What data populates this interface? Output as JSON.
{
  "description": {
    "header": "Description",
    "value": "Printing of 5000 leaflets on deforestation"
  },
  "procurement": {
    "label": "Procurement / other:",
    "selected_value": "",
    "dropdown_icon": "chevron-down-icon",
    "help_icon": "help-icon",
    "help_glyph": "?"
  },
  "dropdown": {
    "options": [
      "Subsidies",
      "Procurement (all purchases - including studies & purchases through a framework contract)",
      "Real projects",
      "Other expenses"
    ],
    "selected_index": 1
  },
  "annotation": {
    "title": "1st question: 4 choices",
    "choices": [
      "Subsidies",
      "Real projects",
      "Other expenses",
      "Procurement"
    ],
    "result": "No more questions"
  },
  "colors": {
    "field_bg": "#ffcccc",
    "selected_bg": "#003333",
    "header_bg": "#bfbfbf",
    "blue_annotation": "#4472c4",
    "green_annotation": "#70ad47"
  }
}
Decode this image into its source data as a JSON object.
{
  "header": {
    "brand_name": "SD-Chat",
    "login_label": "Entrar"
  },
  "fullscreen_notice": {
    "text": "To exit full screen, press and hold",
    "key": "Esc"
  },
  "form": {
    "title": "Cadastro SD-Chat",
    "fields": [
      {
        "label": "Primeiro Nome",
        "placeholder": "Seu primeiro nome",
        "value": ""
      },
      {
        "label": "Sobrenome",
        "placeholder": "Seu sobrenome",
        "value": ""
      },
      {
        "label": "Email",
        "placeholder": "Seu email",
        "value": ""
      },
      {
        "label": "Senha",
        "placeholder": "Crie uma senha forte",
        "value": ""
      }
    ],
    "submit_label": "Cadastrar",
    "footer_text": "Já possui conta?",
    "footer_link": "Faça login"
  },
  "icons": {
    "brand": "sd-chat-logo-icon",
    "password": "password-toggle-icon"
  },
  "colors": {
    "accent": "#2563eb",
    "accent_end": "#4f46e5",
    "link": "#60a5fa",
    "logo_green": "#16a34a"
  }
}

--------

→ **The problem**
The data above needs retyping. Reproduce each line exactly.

→ **Task result**
What data populates this interface? Output as JSON.
{
  "description": {
    "header": "Description",
    "value": "Printing of 5000 leaflets on deforestation"
  },
  "procurement": {
    "label": "Procurement / other:",
    "selected_value": "",
    "dropdown_icon": "chevron-down-icon",
    "help_icon": "help-icon",
    "help_glyph": "?"
  },
  "dropdown": {
    "options": [
      "Subsidies",
      "Procurement (all purchases - including studies & purchases through a framework contract)",
      "Real projects",
      "Other expenses"
    ],
    "selected_index": 1
  },
  "annotation": {
    "title": "1st question: 4 choices",
    "choices": [
      "Subsidies",
      "Real projects",
      "Other expenses",
      "Procurement"
    ],
    "result": "No more questions"
  },
  "colors": {
    "field_bg": "#ffcccc",
    "selected_bg": "#003333",
    "header_bg": "#bfbfbf",
    "blue_annotation": "#4472c4",
    "green_annotation": "#70ad47"
  }
}
Decode this image into its source data as a JSON object.
{
  "header": {
    "brand_name": "SD-Chat",
    "login_label": "Entrar"
  },
  "fullscreen_notice": {
    "text": "To exit full screen, press and hold",
    "key": "Esc"
  },
  "form": {
    "title": "Cadastro SD-Chat",
    "fields": [
      {
        "label": "Primeiro Nome",
        "placeholder": "Seu primeiro nome",
        "value": ""
      },
      {
        "label": "Sobrenome",
        "placeholder": "Seu sobrenome",
        "value": ""
      },
      {
        "label": "Email",
        "placeholder": "Seu email",
        "value": ""
      },
      {
        "label": "Senha",
        "placeholder": "Crie uma senha forte",
        "value": ""
      }
    ],
    "submit_label": "Cadastrar",
    "footer_text": "Já possui conta?",
    "footer_link": "Faça login"
  },
  "icons": {
    "brand": "sd-chat-logo-icon",
    "password": "password-toggle-icon"
  },
  "colors": {
    "accent": "#2563eb",
    "accent_end": "#4f46e5",
    "link": "#60a5fa",
    "logo_green": "#16a34a"
  }
}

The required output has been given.